Loss of zebrafish Ataxin-7, a SAGA subunit responsible for SCA7 retinopathy, causes ocular coloboma and malformation of photoreceptors
Carrillo-Rosas, S., Weber, C., Fievet, L., Messaddeq, N., Karam, A., Trottier, Y.
|Source:||Human molecular genetics 28(6): 912-927 (Journal)|
|PubMed:||30445451 Full text @ Hum. Mol. Genet.|
Carrillo-Rosas, S., Weber, C., Fievet, L., Messaddeq, N., Karam, A., Trottier, Y. (2018) Loss of zebrafish Ataxin-7, a SAGA subunit responsible for SCA7 retinopathy, causes ocular coloboma and malformation of photoreceptors. Human molecular genetics. 28(6):912-927.

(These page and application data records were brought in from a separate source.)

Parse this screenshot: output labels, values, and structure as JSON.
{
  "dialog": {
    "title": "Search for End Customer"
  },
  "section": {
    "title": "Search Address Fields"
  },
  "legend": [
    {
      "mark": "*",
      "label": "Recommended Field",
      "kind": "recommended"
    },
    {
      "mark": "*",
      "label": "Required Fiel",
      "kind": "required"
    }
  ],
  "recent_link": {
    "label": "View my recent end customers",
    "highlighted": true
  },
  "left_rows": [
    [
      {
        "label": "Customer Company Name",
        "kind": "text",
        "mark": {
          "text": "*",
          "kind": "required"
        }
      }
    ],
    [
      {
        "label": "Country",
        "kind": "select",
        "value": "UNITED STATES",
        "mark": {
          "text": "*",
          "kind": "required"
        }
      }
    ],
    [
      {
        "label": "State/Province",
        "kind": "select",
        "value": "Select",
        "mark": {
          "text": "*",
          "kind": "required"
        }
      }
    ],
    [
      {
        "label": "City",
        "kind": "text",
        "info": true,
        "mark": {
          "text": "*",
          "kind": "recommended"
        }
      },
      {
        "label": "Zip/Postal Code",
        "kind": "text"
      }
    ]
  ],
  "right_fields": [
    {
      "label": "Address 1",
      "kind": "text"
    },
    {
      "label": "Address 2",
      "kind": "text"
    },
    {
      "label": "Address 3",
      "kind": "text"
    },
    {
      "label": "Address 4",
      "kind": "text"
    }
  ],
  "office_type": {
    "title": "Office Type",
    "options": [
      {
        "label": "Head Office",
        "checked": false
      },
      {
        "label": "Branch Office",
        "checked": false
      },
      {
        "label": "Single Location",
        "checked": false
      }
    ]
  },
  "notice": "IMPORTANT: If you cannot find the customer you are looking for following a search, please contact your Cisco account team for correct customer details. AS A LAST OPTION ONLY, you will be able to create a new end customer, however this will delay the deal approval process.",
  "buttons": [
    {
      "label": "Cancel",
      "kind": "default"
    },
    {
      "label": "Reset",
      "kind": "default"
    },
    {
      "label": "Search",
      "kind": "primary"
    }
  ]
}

ABSTRACTPolyglutamine expansion in Ataxin-7 results in Spinocerebellar ataxia type 7 (SCA7) and causes visual impairment. SCA7 photoreceptors progressively lose their outer segments, a structure essential for their visual function. Ataxin-7 is a subunit of the transcriptional coactivator Spt-Ada-Gcn5 Acetyltransferase (SAGA) complex, implicated in the development of the visual system in flies. To determine the function of Ataxin-7 in the vertebrate eye, we have inactivated Ataxin-7 in zebrafish. While Ataxin-7 depletion in flies led to gross retinal degeneration, in zebrafish it primarily results in ocular coloboma, a structural malformation responsible for pediatric visual impairment in human. Ataxin-7 inactivation leads to elevated Hedgehog signaling in the forebrain, causing an alteration of proximo-distal patterning of the optic vesicle during early eye development and coloboma. At later developmental stages, malformations of photoreceptors due to incomplete formation of their outer segments are observed, and correlate with altered expression of crx, a key transcription factor involved in the formation of photoreceptor outer segment. Therefore, we propose that a primary toxic effect of polyglutamine expansion is the alteration of Ataxin-7 function in the daily renewal of outer segment in SCA7. Together, our data indicate that Ataxin-7 plays an essential role in vertebrate eye morphogenesis and photoreceptor differentiation, and its loss of function may contribute to the development of human coloboma.